Coq files takes more than two hours to compile, which is pretty annoying
when the file is less than one thousand lines long and does no complex
computations. After some profiling, it appeared that Coq was spending
most of its time in the
Univ module. This module is part of the
Coq kernel, its role is to check that the user is using universes in a
You can get an introduction of what universes are in
chapter. In Coq, universes are implicit: it is the role of the
Coq kernel to determine whether it is possible to give a number to
each occurrence of
Type, in a manner that is proved not to
This computation is done in the
Univ module: the rest of the Coq
kernel generates some constraints, and this module is supposed to warn
if they are not satisfiable. Roughly, theses constraints are of the
form: "universe A has an index strictly smaller than universe B", or
"universe A has an index smaller or equal to universe B". In order to
check that they are satisfiable, it is enough to see all these
constraints as a graph where edges are constraints and vertexes are
universes, and check that there is no cycle containing a strict
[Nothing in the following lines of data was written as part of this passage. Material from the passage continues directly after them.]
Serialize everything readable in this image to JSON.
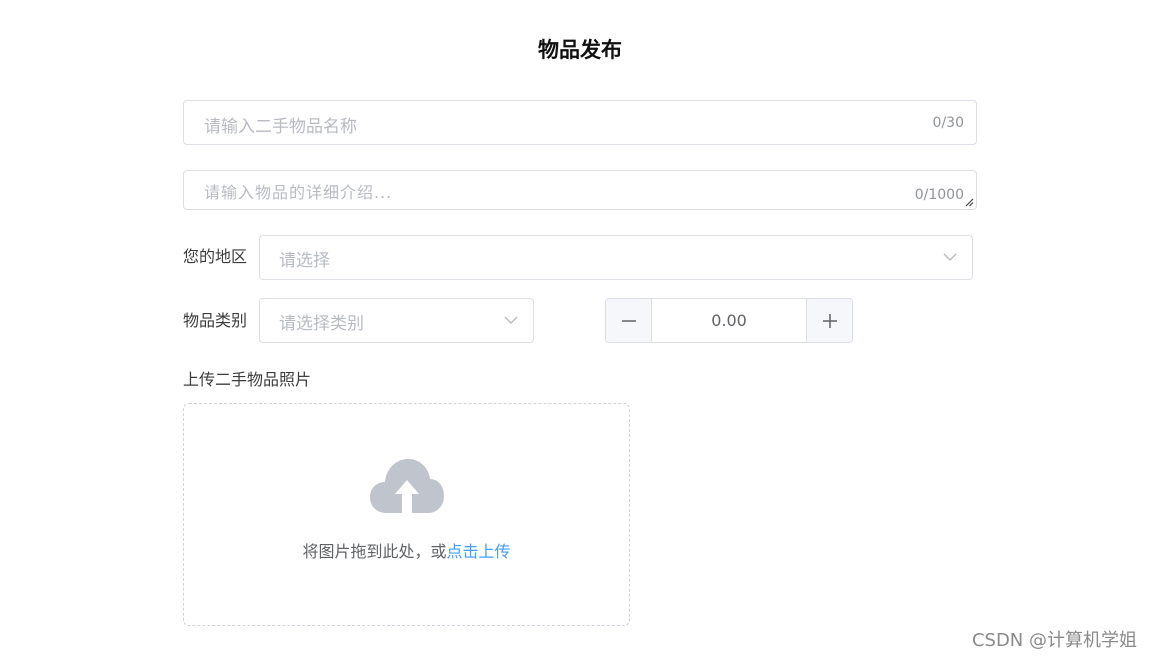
{
  "page": {
    "title": "物品发布"
  },
  "name_field": {
    "placeholder": "请输入二手物品名称",
    "counter": "0/30"
  },
  "desc_field": {
    "placeholder": "请输入物品的详细介绍...",
    "counter": "0/1000"
  },
  "region": {
    "label": "您的地区",
    "placeholder": "请选择"
  },
  "category": {
    "label": "物品类别",
    "placeholder": "请选择类别"
  },
  "price_stepper": {
    "value": "0.00",
    "minus_icon": "minus-icon",
    "plus_icon": "plus-icon"
  },
  "upload": {
    "label": "上传二手物品照片",
    "hint": "将图片拖到此处，或",
    "link": "点击上传",
    "icon": "cloud-upload-icon"
  },
  "watermark": "CSDN @计算机学姐",
  "colors": {
    "accent": "#409eff",
    "border": "#dcdfe6",
    "placeholder": "#b8bbc2",
    "icon_gray": "#c0c4cc"
  }
}
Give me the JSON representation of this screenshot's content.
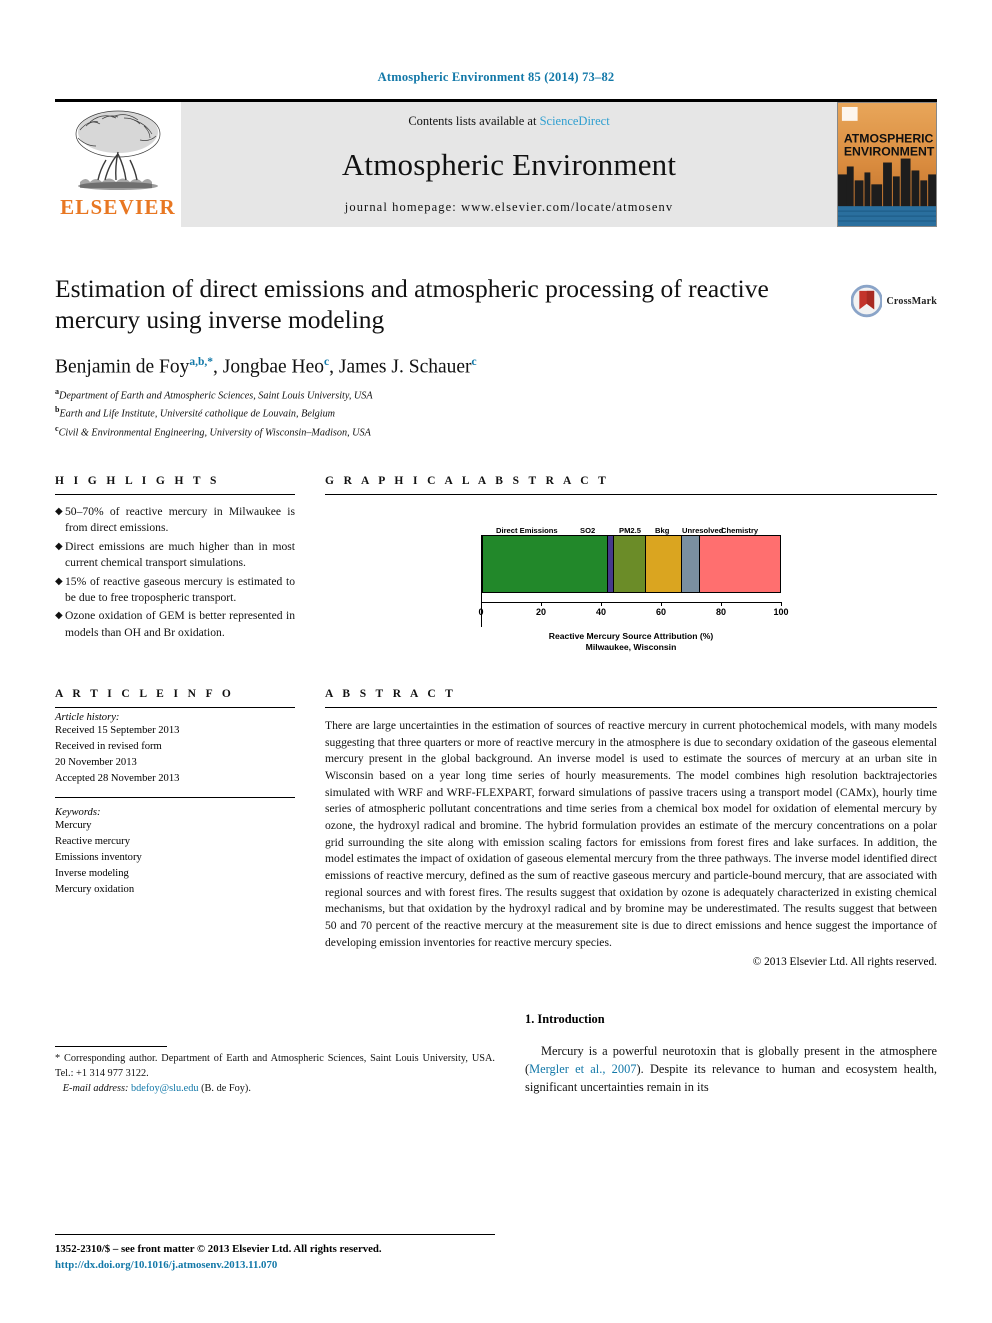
{
  "running_head": "Atmospheric Environment 85 (2014) 73–82",
  "masthead": {
    "publisher": "ELSEVIER",
    "contents_prefix": "Contents lists available at ",
    "sciencedirect": "ScienceDirect",
    "journal_title": "Atmospheric Environment",
    "homepage": "journal homepage: www.elsevier.com/locate/atmosenv",
    "cover_line1": "ATMOSPHERIC",
    "cover_line2": "ENVIRONMENT"
  },
  "article": {
    "title": "Estimation of direct emissions and atmospheric processing of reactive mercury using inverse modeling",
    "crossmark_label": "CrossMark",
    "authors": [
      {
        "name": "Benjamin de Foy",
        "sup": "a,b,*"
      },
      {
        "name": "Jongbae Heo",
        "sup": "c"
      },
      {
        "name": "James J. Schauer",
        "sup": "c"
      }
    ],
    "affiliations": [
      {
        "marker": "a",
        "text": "Department of Earth and Atmospheric Sciences, Saint Louis University, USA"
      },
      {
        "marker": "b",
        "text": "Earth and Life Institute, Université catholique de Louvain, Belgium"
      },
      {
        "marker": "c",
        "text": "Civil & Environmental Engineering, University of Wisconsin–Madison, USA"
      }
    ]
  },
  "highlights": {
    "heading": "H I G H L I G H T S",
    "items": [
      "50–70% of reactive mercury in Milwaukee is from direct emissions.",
      "Direct emissions are much higher than in most current chemical transport simulations.",
      "15% of reactive gaseous mercury is estimated to be due to free tropospheric transport.",
      "Ozone oxidation of GEM is better represented in models than OH and Br oxidation."
    ]
  },
  "graphical_abstract": {
    "heading": "G R A P H I C A L   A B S T R A C T"
  },
  "chart_data": {
    "type": "bar",
    "orientation": "horizontal",
    "stacked": true,
    "title": "",
    "xlabel": "Reactive Mercury Source Attribution (%)",
    "sublabel": "Milwaukee, Wisconsin",
    "ylabel": "",
    "xlim": [
      0,
      100
    ],
    "ticks": [
      0,
      20,
      40,
      60,
      80,
      100
    ],
    "grid": false,
    "legend_position": "above-bar",
    "categories": [
      "Direct Emissions",
      "SO2",
      "PM2.5",
      "Bkg",
      "Unresolved",
      "Chemistry"
    ],
    "values": [
      42,
      2,
      11,
      12,
      6,
      27
    ],
    "cumulative": [
      42,
      44,
      55,
      67,
      73,
      100
    ],
    "colors": [
      "#22882a",
      "#46398c",
      "#6b8c28",
      "#daa520",
      "#7a8fa0",
      "#ff6f6f"
    ]
  },
  "article_info": {
    "heading": "A R T I C L E   I N F O",
    "history_label": "Article history:",
    "history": [
      "Received 15 September 2013",
      "Received in revised form",
      "20 November 2013",
      "Accepted 28 November 2013"
    ],
    "keywords_label": "Keywords:",
    "keywords": [
      "Mercury",
      "Reactive mercury",
      "Emissions inventory",
      "Inverse modeling",
      "Mercury oxidation"
    ]
  },
  "abstract": {
    "heading": "A B S T R A C T",
    "text": "There are large uncertainties in the estimation of sources of reactive mercury in current photochemical models, with many models suggesting that three quarters or more of reactive mercury in the atmosphere is due to secondary oxidation of the gaseous elemental mercury present in the global background. An inverse model is used to estimate the sources of mercury at an urban site in Wisconsin based on a year long time series of hourly measurements. The model combines high resolution backtrajectories simulated with WRF and WRF-FLEXPART, forward simulations of passive tracers using a transport model (CAMx), hourly time series of atmospheric pollutant concentrations and time series from a chemical box model for oxidation of elemental mercury by ozone, the hydroxyl radical and bromine. The hybrid formulation provides an estimate of the mercury concentrations on a polar grid surrounding the site along with emission scaling factors for emissions from forest fires and lake surfaces. In addition, the model estimates the impact of oxidation of gaseous elemental mercury from the three pathways. The inverse model identified direct emissions of reactive mercury, defined as the sum of reactive gaseous mercury and particle-bound mercury, that are associated with regional sources and with forest fires. The results suggest that oxidation by ozone is adequately characterized in existing chemical mechanisms, but that oxidation by the hydroxyl radical and by bromine may be underestimated. The results suggest that between 50 and 70 percent of the reactive mercury at the measurement site is due to direct emissions and hence suggest the importance of developing emission inventories for reactive mercury species.",
    "copyright": "© 2013 Elsevier Ltd. All rights reserved."
  },
  "introduction": {
    "heading": "1.  Introduction",
    "para_pre": "Mercury is a powerful neurotoxin that is globally present in the atmosphere (",
    "citation": "Mergler et al., 2007",
    "para_post": "). Despite its relevance to human and ecosystem health, significant uncertainties remain in its"
  },
  "footnote": {
    "corresponding": "* Corresponding author. Department of Earth and Atmospheric Sciences, Saint Louis University, USA. Tel.: +1 314 977 3122.",
    "email_label": "E-mail address:",
    "email": "bdefoy@slu.edu",
    "email_suffix": "(B. de Foy)."
  },
  "footer": {
    "issn_line": "1352-2310/$ – see front matter © 2013 Elsevier Ltd. All rights reserved.",
    "doi": "http://dx.doi.org/10.1016/j.atmosenv.2013.11.070"
  }
}
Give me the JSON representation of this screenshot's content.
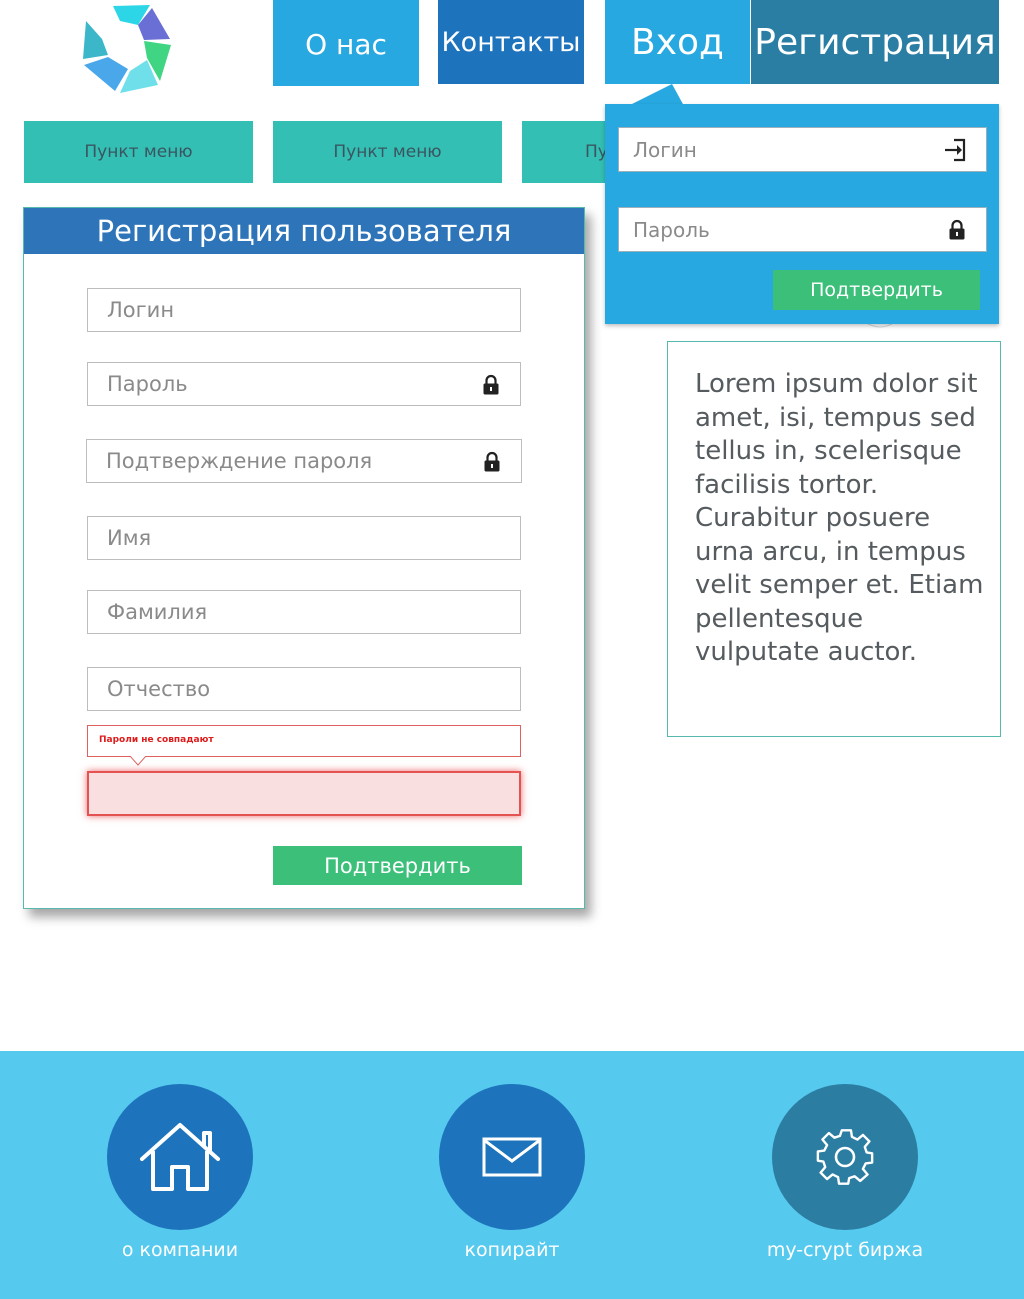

This graph can be simplified: if there is a cycle of large constraints, that does mean that all universes in this cycle are in fact necessarily equivalent, and we can replace this cycle with only one universe. We have to keep track of equivalences, using a specialized data structure. We recognize here the classical union-find problem, which have very efficient solutions.
However, in order to do this task, in Coq, a naive approach is used: it builds equivalence trees, but nothing is done to prevent these trees to be very unbalanced. And, in fact, that was the problem in my file: for some reason, my tactics generated hundred of universes constraints. All these universes were inferred to be equivalent. In order to keep track of this information, a long chain of universes were created: for each of them, Coq knows that it is equivalent to the next one, but it does not know how to go directly to the head of the chain, that is effectively present in the graph. So, it was actually spending most of its time following this long chain...
In the literature, there are two main heuristics to solve this (classical) problem: "union by rank" and "path compression". Using either one gives logarithmic amortized complexity, and they give a practically constant amortized complexity if implemented together. By experience, I know that each of these heuristics gives very good performances when used alone, because the worst case is very rare. Moreover, it is not easy to implement path compression in a persistent way, because it involves side effects. So, I decided to implement "union by rank" inside the Univ module of Coq.
It was not really difficult: I just added a
in the record representing the nodes of the graph, that contains the
length of the longest path of equivalences leading to this node. So,
when we are merging nodes, we can chose to keep the node having the
longest chain as the head node. This keeps the graph balanced: if the
other nodes were part of smaller chains, the longest chain's length
I got a spectacular improvement of performances when Coq is executed on my code: from more than two hours, I went to about 6.5 minutes. I get a reasonable 1% improvement when compiling the Coq standard library: it is actually expected, because the standard library does not contain a lot of complex polymorphic code.
You can see the current patch (which may still evolve a bit) in this pull request. My first implementation was against 8.3, this patch is on the trunk version of Coq, and we're planning to port it to 8.4 soon. Do not hesitate to test it if you have universe-heavy developments; any feedback is welcome.